Instructions for the task. In the copy, include no pictures. Reproduce the rest of the entries exactly.

Provided entries.

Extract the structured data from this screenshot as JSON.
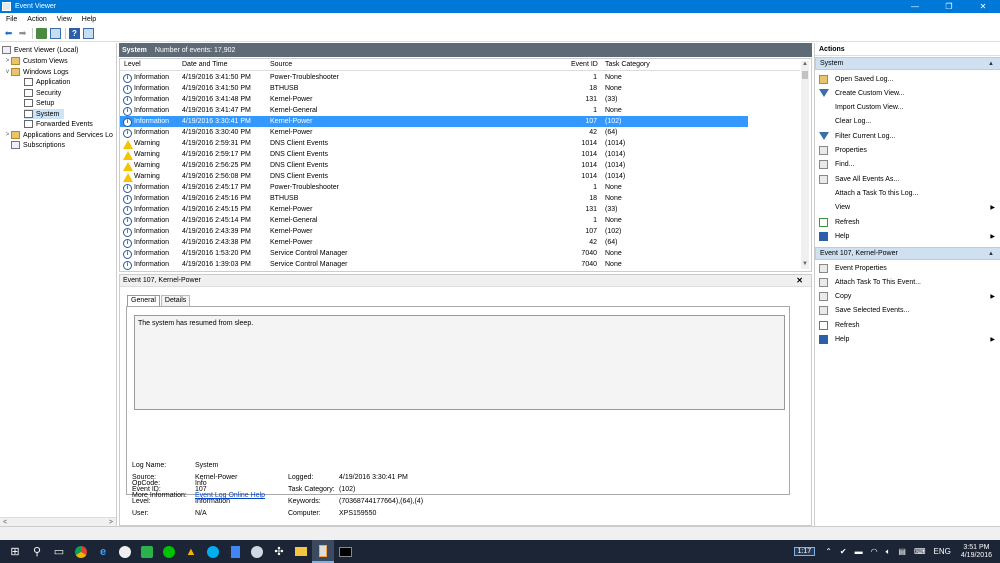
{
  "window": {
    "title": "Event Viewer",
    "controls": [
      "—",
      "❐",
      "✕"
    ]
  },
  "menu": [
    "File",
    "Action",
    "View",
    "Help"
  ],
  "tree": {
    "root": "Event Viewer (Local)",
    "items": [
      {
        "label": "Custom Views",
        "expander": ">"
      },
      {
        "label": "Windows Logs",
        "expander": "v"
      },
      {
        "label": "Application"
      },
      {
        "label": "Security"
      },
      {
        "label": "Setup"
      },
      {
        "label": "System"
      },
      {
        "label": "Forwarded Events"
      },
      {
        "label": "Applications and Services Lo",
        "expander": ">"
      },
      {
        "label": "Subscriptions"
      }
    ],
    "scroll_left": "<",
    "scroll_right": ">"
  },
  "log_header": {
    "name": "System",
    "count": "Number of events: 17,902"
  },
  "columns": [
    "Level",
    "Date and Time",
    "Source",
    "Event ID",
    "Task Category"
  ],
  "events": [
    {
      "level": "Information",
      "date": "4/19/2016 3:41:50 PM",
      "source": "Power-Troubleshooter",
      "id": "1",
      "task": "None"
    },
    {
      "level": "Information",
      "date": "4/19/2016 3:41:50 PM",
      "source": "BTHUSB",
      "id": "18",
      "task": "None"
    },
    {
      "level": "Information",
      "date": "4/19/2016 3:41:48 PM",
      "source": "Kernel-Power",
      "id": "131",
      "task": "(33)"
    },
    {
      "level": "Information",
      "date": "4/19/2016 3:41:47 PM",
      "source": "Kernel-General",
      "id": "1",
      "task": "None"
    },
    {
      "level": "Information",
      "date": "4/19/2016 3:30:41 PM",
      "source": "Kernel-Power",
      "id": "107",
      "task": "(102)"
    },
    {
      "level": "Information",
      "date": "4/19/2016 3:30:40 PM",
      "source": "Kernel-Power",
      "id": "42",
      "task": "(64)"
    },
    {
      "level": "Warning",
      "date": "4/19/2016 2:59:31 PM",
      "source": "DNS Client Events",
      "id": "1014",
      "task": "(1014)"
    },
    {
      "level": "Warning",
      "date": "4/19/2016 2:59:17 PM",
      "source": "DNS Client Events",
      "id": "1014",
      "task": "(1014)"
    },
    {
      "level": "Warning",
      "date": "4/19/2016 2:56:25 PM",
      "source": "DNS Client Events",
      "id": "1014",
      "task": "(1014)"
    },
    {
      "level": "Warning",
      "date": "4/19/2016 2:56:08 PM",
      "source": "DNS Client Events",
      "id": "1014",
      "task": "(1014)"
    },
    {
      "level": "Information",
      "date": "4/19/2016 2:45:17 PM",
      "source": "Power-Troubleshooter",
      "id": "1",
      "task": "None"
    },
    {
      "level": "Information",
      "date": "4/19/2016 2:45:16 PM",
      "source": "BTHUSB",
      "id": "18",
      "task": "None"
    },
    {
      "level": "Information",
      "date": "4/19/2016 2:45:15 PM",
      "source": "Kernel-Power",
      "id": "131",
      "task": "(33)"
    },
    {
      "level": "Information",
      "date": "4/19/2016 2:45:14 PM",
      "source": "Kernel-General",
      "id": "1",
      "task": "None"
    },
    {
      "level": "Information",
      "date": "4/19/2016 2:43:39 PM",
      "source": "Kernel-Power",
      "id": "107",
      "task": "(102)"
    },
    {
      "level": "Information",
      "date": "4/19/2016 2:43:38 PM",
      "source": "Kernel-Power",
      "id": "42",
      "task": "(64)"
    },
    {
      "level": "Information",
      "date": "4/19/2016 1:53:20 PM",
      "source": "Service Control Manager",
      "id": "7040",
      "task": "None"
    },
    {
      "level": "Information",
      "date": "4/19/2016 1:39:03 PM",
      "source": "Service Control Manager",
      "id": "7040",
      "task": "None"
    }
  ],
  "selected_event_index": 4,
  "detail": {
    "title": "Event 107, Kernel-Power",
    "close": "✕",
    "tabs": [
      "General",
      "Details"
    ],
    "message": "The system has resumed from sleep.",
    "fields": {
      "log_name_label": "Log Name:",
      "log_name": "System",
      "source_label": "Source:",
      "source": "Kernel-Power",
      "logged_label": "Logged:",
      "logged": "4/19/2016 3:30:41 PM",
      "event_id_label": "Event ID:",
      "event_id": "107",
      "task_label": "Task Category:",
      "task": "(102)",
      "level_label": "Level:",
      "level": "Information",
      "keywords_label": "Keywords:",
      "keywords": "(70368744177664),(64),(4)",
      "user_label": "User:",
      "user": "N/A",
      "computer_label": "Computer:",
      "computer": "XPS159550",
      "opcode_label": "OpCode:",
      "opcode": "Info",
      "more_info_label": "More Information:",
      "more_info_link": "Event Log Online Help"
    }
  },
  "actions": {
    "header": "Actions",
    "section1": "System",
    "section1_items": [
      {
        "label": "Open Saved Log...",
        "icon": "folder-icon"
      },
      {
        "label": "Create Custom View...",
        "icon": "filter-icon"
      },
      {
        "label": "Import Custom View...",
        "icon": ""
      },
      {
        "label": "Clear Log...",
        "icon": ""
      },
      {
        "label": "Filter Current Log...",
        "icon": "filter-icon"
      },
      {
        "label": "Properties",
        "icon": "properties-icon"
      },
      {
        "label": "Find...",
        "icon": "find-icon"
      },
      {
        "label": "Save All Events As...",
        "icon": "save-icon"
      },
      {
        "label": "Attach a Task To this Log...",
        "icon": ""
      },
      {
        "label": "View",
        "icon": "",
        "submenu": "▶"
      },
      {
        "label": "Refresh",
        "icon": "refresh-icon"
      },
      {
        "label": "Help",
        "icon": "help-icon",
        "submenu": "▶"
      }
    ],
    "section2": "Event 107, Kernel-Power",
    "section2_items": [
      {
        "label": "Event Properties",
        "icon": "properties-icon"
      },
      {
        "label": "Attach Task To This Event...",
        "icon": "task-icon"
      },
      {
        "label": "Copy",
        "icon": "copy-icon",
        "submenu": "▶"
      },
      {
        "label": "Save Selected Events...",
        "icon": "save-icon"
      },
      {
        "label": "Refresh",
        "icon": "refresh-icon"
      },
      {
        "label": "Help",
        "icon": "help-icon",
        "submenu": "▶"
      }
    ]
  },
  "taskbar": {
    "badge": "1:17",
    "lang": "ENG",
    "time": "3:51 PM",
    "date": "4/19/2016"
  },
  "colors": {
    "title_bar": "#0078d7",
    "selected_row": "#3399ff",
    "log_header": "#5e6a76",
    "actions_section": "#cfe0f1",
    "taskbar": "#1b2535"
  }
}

Worked solution.
Extract the structured data from this screenshot as JSON.
{
  "window": {
    "title": "Event Viewer",
    "controls": [
      "—",
      "❐",
      "✕"
    ]
  },
  "menu": [
    "File",
    "Action",
    "View",
    "Help"
  ],
  "tree": {
    "root": "Event Viewer (Local)",
    "items": [
      {
        "label": "Custom Views",
        "expander": ">"
      },
      {
        "label": "Windows Logs",
        "expander": "v"
      },
      {
        "label": "Application"
      },
      {
        "label": "Security"
      },
      {
        "label": "Setup"
      },
      {
        "label": "System"
      },
      {
        "label": "Forwarded Events"
      },
      {
        "label": "Applications and Services Lo",
        "expander": ">"
      },
      {
        "label": "Subscriptions"
      }
    ],
    "scroll_left": "<",
    "scroll_right": ">"
  },
  "log_header": {
    "name": "System",
    "count": "Number of events: 17,902"
  },
  "columns": [
    "Level",
    "Date and Time",
    "Source",
    "Event ID",
    "Task Category"
  ],
  "events": [
    {
      "level": "Information",
      "date": "4/19/2016 3:41:50 PM",
      "source": "Power-Troubleshooter",
      "id": "1",
      "task": "None"
    },
    {
      "level": "Information",
      "date": "4/19/2016 3:41:50 PM",
      "source": "BTHUSB",
      "id": "18",
      "task": "None"
    },
    {
      "level": "Information",
      "date": "4/19/2016 3:41:48 PM",
      "source": "Kernel-Power",
      "id": "131",
      "task": "(33)"
    },
    {
      "level": "Information",
      "date": "4/19/2016 3:41:47 PM",
      "source": "Kernel-General",
      "id": "1",
      "task": "None"
    },
    {
      "level": "Information",
      "date": "4/19/2016 3:30:41 PM",
      "source": "Kernel-Power",
      "id": "107",
      "task": "(102)"
    },
    {
      "level": "Information",
      "date": "4/19/2016 3:30:40 PM",
      "source": "Kernel-Power",
      "id": "42",
      "task": "(64)"
    },
    {
      "level": "Warning",
      "date": "4/19/2016 2:59:31 PM",
      "source": "DNS Client Events",
      "id": "1014",
      "task": "(1014)"
    },
    {
      "level": "Warning",
      "date": "4/19/2016 2:59:17 PM",
      "source": "DNS Client Events",
      "id": "1014",
      "task": "(1014)"
    },
    {
      "level": "Warning",
      "date": "4/19/2016 2:56:25 PM",
      "source": "DNS Client Events",
      "id": "1014",
      "task": "(1014)"
    },
    {
      "level": "Warning",
      "date": "4/19/2016 2:56:08 PM",
      "source": "DNS Client Events",
      "id": "1014",
      "task": "(1014)"
    },
    {
      "level": "Information",
      "date": "4/19/2016 2:45:17 PM",
      "source": "Power-Troubleshooter",
      "id": "1",
      "task": "None"
    },
    {
      "level": "Information",
      "date": "4/19/2016 2:45:16 PM",
      "source": "BTHUSB",
      "id": "18",
      "task": "None"
    },
    {
      "level": "Information",
      "date": "4/19/2016 2:45:15 PM",
      "source": "Kernel-Power",
      "id": "131",
      "task": "(33)"
    },
    {
      "level": "Information",
      "date": "4/19/2016 2:45:14 PM",
      "source": "Kernel-General",
      "id": "1",
      "task": "None"
    },
    {
      "level": "Information",
      "date": "4/19/2016 2:43:39 PM",
      "source": "Kernel-Power",
      "id": "107",
      "task": "(102)"
    },
    {
      "level": "Information",
      "date": "4/19/2016 2:43:38 PM",
      "source": "Kernel-Power",
      "id": "42",
      "task": "(64)"
    },
    {
      "level": "Information",
      "date": "4/19/2016 1:53:20 PM",
      "source": "Service Control Manager",
      "id": "7040",
      "task": "None"
    },
    {
      "level": "Information",
      "date": "4/19/2016 1:39:03 PM",
      "source": "Service Control Manager",
      "id": "7040",
      "task": "None"
    }
  ],
  "selected_event_index": 4,
  "detail": {
    "title": "Event 107, Kernel-Power",
    "close": "✕",
    "tabs": [
      "General",
      "Details"
    ],
    "message": "The system has resumed from sleep.",
    "fields": {
      "log_name_label": "Log Name:",
      "log_name": "System",
      "source_label": "Source:",
      "source": "Kernel-Power",
      "logged_label": "Logged:",
      "logged": "4/19/2016 3:30:41 PM",
      "event_id_label": "Event ID:",
      "event_id": "107",
      "task_label": "Task Category:",
      "task": "(102)",
      "level_label": "Level:",
      "level": "Information",
      "keywords_label": "Keywords:",
      "keywords": "(70368744177664),(64),(4)",
      "user_label": "User:",
      "user": "N/A",
      "computer_label": "Computer:",
      "computer": "XPS159550",
      "opcode_label": "OpCode:",
      "opcode": "Info",
      "more_info_label": "More Information:",
      "more_info_link": "Event Log Online Help"
    }
  },
  "actions": {
    "header": "Actions",
    "section1": "System",
    "section1_items": [
      {
        "label": "Open Saved Log...",
        "icon": "folder-icon"
      },
      {
        "label": "Create Custom View...",
        "icon": "filter-icon"
      },
      {
        "label": "Import Custom View...",
        "icon": ""
      },
      {
        "label": "Clear Log...",
        "icon": ""
      },
      {
        "label": "Filter Current Log...",
        "icon": "filter-icon"
      },
      {
        "label": "Properties",
        "icon": "properties-icon"
      },
      {
        "label": "Find...",
        "icon": "find-icon"
      },
      {
        "label": "Save All Events As...",
        "icon": "save-icon"
      },
      {
        "label": "Attach a Task To this Log...",
        "icon": ""
      },
      {
        "label": "View",
        "icon": "",
        "submenu": "▶"
      },
      {
        "label": "Refresh",
        "icon": "refresh-icon"
      },
      {
        "label": "Help",
        "icon": "help-icon",
        "submenu": "▶"
      }
    ],
    "section2": "Event 107, Kernel-Power",
    "section2_items": [
      {
        "label": "Event Properties",
        "icon": "properties-icon"
      },
      {
        "label": "Attach Task To This Event...",
        "icon": "task-icon"
      },
      {
        "label": "Copy",
        "icon": "copy-icon",
        "submenu": "▶"
      },
      {
        "label": "Save Selected Events...",
        "icon": "save-icon"
      },
      {
        "label": "Refresh",
        "icon": "refresh-icon"
      },
      {
        "label": "Help",
        "icon": "help-icon",
        "submenu": "▶"
      }
    ]
  },
  "taskbar": {
    "badge": "1:17",
    "lang": "ENG",
    "time": "3:51 PM",
    "date": "4/19/2016"
  },
  "colors": {
    "title_bar": "#0078d7",
    "selected_row": "#3399ff",
    "log_header": "#5e6a76",
    "actions_section": "#cfe0f1",
    "taskbar": "#1b2535"
  }
}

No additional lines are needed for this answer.